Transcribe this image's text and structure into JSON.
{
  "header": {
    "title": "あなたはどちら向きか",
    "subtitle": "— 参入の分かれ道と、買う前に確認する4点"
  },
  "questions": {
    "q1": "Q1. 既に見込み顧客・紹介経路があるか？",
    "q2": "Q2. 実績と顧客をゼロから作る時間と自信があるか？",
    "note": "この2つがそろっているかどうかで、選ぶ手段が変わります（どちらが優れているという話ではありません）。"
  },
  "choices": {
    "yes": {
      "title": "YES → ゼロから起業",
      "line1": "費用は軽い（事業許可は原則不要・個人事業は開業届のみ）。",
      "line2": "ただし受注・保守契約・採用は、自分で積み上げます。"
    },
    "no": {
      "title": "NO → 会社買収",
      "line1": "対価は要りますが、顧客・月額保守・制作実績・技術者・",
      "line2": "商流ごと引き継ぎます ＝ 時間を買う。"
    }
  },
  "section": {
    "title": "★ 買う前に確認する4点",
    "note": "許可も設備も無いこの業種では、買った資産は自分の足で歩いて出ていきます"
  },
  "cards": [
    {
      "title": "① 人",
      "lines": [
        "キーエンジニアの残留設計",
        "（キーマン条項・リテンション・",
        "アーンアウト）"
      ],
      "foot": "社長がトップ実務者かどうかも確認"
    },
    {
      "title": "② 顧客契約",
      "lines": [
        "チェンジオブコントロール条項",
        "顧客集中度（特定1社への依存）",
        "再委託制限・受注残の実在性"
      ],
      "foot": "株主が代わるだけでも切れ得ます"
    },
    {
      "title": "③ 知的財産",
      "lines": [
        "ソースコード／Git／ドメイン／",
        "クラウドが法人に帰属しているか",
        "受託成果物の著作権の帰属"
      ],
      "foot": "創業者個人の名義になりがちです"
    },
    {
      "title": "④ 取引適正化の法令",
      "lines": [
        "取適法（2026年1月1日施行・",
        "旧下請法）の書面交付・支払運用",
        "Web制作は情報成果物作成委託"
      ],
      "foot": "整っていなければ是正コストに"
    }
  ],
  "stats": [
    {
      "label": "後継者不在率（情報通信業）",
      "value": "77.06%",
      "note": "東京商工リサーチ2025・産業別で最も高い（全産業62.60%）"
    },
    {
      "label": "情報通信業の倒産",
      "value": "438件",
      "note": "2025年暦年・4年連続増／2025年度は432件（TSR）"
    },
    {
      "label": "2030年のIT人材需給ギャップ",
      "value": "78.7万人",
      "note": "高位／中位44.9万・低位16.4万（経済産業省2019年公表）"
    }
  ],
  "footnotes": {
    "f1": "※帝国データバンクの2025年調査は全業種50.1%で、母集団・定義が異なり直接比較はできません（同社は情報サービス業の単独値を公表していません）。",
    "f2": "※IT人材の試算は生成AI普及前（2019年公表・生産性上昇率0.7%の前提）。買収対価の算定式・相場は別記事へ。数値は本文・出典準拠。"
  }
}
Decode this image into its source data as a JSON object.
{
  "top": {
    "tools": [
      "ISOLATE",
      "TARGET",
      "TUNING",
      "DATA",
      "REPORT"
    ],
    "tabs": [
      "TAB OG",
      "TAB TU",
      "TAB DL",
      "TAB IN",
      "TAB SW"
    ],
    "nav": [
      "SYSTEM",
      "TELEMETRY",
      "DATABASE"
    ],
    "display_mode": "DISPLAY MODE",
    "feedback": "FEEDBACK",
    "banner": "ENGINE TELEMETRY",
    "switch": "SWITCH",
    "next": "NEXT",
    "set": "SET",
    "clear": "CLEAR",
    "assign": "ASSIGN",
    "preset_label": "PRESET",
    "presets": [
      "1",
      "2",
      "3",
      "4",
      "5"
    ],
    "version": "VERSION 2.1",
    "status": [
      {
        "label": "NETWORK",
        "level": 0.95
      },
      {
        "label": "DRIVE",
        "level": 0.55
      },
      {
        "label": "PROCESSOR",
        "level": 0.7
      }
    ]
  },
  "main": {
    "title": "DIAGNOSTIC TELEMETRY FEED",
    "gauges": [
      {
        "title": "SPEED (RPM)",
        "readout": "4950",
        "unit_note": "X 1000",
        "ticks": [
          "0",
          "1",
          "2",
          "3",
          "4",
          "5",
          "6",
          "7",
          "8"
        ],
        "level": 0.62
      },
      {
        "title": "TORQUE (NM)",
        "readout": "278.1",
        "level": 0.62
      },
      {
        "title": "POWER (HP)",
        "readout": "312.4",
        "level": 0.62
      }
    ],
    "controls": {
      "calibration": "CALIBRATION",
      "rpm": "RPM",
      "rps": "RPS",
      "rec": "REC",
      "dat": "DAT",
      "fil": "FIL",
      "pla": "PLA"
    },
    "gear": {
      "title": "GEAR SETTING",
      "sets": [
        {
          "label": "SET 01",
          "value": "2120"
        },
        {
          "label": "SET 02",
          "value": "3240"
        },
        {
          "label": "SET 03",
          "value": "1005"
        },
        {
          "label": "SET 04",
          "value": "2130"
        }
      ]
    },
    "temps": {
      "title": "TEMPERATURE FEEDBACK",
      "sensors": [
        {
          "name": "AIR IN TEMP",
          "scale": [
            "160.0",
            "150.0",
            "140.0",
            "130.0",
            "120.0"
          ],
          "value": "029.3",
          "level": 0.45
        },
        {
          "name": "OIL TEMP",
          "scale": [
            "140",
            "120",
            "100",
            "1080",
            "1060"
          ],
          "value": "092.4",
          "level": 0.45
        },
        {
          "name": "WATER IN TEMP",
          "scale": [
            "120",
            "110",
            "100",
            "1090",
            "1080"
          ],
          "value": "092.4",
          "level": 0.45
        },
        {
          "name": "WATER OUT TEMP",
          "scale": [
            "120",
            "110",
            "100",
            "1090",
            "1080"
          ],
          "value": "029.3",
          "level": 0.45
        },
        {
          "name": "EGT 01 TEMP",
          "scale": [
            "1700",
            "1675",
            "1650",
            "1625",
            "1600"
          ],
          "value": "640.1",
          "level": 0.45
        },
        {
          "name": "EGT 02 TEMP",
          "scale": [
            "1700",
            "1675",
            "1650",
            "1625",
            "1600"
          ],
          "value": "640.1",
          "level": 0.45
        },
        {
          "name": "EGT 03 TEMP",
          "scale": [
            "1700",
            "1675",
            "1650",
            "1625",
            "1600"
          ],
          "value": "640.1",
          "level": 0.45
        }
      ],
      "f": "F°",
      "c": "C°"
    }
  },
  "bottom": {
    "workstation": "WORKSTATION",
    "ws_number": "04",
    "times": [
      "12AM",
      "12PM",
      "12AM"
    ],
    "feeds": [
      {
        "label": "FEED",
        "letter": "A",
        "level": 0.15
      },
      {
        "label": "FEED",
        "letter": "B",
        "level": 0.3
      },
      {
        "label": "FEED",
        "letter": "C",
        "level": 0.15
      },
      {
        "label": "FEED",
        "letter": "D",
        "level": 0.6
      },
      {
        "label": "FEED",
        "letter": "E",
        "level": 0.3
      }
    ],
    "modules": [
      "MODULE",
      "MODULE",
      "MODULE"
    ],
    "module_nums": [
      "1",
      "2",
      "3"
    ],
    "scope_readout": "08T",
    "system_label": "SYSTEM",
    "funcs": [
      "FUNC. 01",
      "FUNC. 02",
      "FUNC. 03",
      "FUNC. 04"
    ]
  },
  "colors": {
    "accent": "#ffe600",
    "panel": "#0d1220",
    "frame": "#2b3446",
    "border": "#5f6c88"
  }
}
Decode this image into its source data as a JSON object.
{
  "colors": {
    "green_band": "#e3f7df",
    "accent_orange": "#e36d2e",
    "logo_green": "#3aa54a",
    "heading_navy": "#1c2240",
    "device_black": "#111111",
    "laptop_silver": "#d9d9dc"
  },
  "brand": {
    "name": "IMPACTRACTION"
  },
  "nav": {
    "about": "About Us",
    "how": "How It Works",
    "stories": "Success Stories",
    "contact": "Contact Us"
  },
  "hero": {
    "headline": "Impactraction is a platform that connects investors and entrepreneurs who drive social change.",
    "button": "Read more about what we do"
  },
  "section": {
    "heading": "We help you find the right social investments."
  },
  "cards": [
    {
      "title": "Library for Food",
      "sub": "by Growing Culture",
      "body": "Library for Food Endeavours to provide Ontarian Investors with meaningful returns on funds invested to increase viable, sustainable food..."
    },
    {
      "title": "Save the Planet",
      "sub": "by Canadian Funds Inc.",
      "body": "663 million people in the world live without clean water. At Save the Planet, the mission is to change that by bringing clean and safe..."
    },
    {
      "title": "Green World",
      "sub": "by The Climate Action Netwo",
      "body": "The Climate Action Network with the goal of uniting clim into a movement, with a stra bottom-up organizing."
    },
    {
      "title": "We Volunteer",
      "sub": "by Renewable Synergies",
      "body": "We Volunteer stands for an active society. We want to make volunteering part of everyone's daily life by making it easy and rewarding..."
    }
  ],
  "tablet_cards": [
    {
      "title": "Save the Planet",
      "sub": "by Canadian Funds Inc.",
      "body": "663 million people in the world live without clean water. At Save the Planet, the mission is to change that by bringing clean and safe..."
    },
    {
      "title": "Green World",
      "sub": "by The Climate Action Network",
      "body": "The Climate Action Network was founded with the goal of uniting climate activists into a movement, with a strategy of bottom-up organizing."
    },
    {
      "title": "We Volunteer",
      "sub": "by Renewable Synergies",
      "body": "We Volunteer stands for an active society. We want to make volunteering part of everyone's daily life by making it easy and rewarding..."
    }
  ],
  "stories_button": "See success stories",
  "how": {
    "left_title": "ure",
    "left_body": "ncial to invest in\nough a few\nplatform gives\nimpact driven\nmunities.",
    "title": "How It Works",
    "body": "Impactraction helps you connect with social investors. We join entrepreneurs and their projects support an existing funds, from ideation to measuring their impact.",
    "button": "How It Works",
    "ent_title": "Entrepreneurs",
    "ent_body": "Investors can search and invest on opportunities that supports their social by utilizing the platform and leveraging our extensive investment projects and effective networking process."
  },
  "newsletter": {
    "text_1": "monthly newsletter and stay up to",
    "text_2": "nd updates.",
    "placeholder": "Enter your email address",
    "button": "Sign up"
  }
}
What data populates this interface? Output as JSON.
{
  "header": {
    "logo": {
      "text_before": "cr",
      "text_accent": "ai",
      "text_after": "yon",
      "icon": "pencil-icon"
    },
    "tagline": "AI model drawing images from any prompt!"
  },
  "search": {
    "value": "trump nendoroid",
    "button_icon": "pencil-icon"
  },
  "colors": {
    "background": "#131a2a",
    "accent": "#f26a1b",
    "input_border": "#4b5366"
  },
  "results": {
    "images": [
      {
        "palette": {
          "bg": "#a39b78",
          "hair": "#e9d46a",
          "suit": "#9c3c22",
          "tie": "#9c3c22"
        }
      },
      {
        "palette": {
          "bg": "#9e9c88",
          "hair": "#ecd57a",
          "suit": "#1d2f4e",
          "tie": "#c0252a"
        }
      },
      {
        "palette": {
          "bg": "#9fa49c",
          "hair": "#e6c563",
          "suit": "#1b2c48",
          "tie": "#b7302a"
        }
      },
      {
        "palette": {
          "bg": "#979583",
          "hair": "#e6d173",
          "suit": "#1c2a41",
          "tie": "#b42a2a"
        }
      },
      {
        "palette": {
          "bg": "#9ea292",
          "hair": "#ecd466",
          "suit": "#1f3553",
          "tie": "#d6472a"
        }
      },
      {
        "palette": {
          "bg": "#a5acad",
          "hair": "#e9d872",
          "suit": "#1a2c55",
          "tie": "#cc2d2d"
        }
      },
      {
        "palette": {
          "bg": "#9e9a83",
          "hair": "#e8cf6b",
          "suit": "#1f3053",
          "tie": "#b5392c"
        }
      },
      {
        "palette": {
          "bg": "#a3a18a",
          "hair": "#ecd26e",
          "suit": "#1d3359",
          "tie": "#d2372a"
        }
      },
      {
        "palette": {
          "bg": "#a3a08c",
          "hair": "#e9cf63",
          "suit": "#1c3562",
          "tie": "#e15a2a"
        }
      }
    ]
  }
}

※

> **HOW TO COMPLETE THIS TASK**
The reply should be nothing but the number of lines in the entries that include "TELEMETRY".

> **SOLUTION TO THIS PROBLEM**
3